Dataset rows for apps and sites
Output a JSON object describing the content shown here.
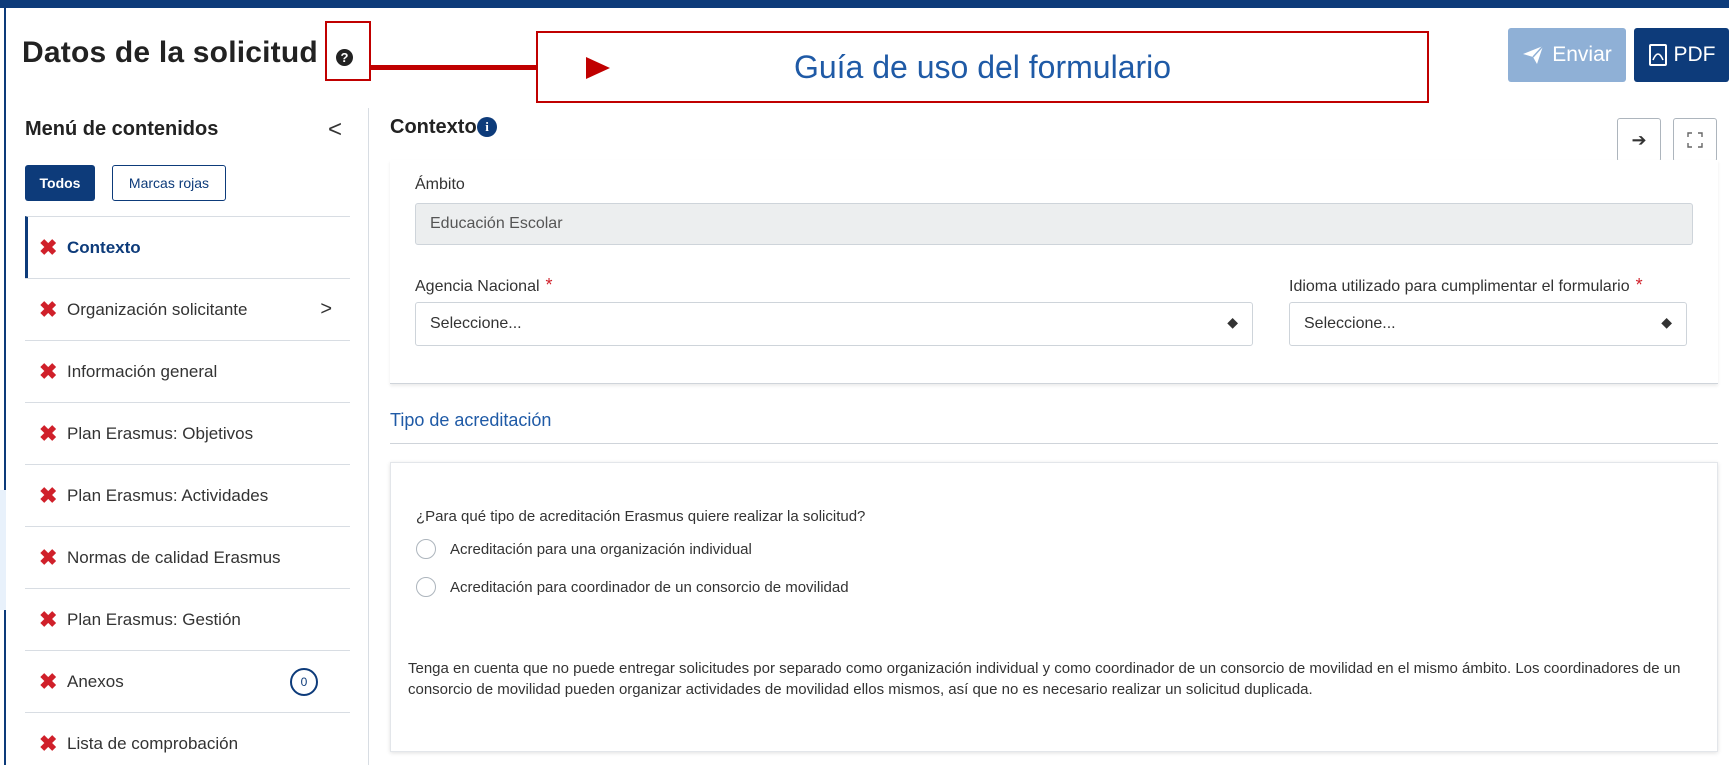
{
  "header": {
    "title": "Datos de la solicitud",
    "help_glyph": "?",
    "guide_callout": "Guía de uso del formulario",
    "send_label": "Enviar",
    "pdf_label": "PDF"
  },
  "sidebar": {
    "title": "Menú de contenidos",
    "collapse_glyph": "<",
    "filters": {
      "all": "Todos",
      "red_flags": "Marcas rojas"
    },
    "items": [
      {
        "label": "Contexto",
        "active": true
      },
      {
        "label": "Organización solicitante",
        "chevron": ">"
      },
      {
        "label": "Información general"
      },
      {
        "label": "Plan Erasmus: Objetivos"
      },
      {
        "label": "Plan Erasmus: Actividades"
      },
      {
        "label": "Normas de calidad Erasmus"
      },
      {
        "label": "Plan Erasmus: Gestión"
      },
      {
        "label": "Anexos",
        "count": "0"
      },
      {
        "label": "Lista de comprobación"
      }
    ]
  },
  "main": {
    "section_title": "Contexto",
    "info_glyph": "i",
    "fields": {
      "ambito_label": "Ámbito",
      "ambito_value": "Educación Escolar",
      "agency_label": "Agencia Nacional",
      "agency_value": "Seleccione...",
      "language_label": "Idioma utilizado para cumplimentar el formulario",
      "language_value": "Seleccione...",
      "required_mark": "*"
    },
    "accreditation": {
      "title": "Tipo de acreditación",
      "question": "¿Para qué tipo de acreditación Erasmus quiere realizar la solicitud?",
      "options": [
        "Acreditación para una organización individual",
        "Acreditación para coordinador de un consorcio de movilidad"
      ],
      "note": "Tenga en cuenta que no puede entregar solicitudes por separado como organización individual y como coordinador de un consorcio de movilidad en el mismo ámbito. Los coordinadores de un consorcio de movilidad pueden organizar actividades de movilidad ellos mismos, así que no es necesario realizar un solicitud duplicada."
    }
  },
  "colors": {
    "brand": "#0d3b7a",
    "brand_disabled": "#8fb0d6",
    "error": "#d0202a",
    "annotation": "#c00000",
    "link": "#1f5aa6"
  },
  "icons": {
    "send": "paper-plane-icon",
    "pdf": "pdf-icon",
    "status": "x-icon",
    "next": "arrow-right-icon",
    "fullscreen": "expand-icon",
    "info": "info-icon",
    "help": "question-circle-icon"
  }
}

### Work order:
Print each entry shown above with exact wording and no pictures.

### Solution to the exercise:
Output a JSON object describing the content shown here.
{
  "header": {
    "title": "Datos de la solicitud",
    "help_glyph": "?",
    "guide_callout": "Guía de uso del formulario",
    "send_label": "Enviar",
    "pdf_label": "PDF"
  },
  "sidebar": {
    "title": "Menú de contenidos",
    "collapse_glyph": "<",
    "filters": {
      "all": "Todos",
      "red_flags": "Marcas rojas"
    },
    "items": [
      {
        "label": "Contexto",
        "active": true
      },
      {
        "label": "Organización solicitante",
        "chevron": ">"
      },
      {
        "label": "Información general"
      },
      {
        "label": "Plan Erasmus: Objetivos"
      },
      {
        "label": "Plan Erasmus: Actividades"
      },
      {
        "label": "Normas de calidad Erasmus"
      },
      {
        "label": "Plan Erasmus: Gestión"
      },
      {
        "label": "Anexos",
        "count": "0"
      },
      {
        "label": "Lista de comprobación"
      }
    ]
  },
  "main": {
    "section_title": "Contexto",
    "info_glyph": "i",
    "fields": {
      "ambito_label": "Ámbito",
      "ambito_value": "Educación Escolar",
      "agency_label": "Agencia Nacional",
      "agency_value": "Seleccione...",
      "language_label": "Idioma utilizado para cumplimentar el formulario",
      "language_value": "Seleccione...",
      "required_mark": "*"
    },
    "accreditation": {
      "title": "Tipo de acreditación",
      "question": "¿Para qué tipo de acreditación Erasmus quiere realizar la solicitud?",
      "options": [
        "Acreditación para una organización individual",
        "Acreditación para coordinador de un consorcio de movilidad"
      ],
      "note": "Tenga en cuenta que no puede entregar solicitudes por separado como organización individual y como coordinador de un consorcio de movilidad en el mismo ámbito. Los coordinadores de un consorcio de movilidad pueden organizar actividades de movilidad ellos mismos, así que no es necesario realizar un solicitud duplicada."
    }
  },
  "colors": {
    "brand": "#0d3b7a",
    "brand_disabled": "#8fb0d6",
    "error": "#d0202a",
    "annotation": "#c00000",
    "link": "#1f5aa6"
  },
  "icons": {
    "send": "paper-plane-icon",
    "pdf": "pdf-icon",
    "status": "x-icon",
    "next": "arrow-right-icon",
    "fullscreen": "expand-icon",
    "info": "info-icon",
    "help": "question-circle-icon"
  }
}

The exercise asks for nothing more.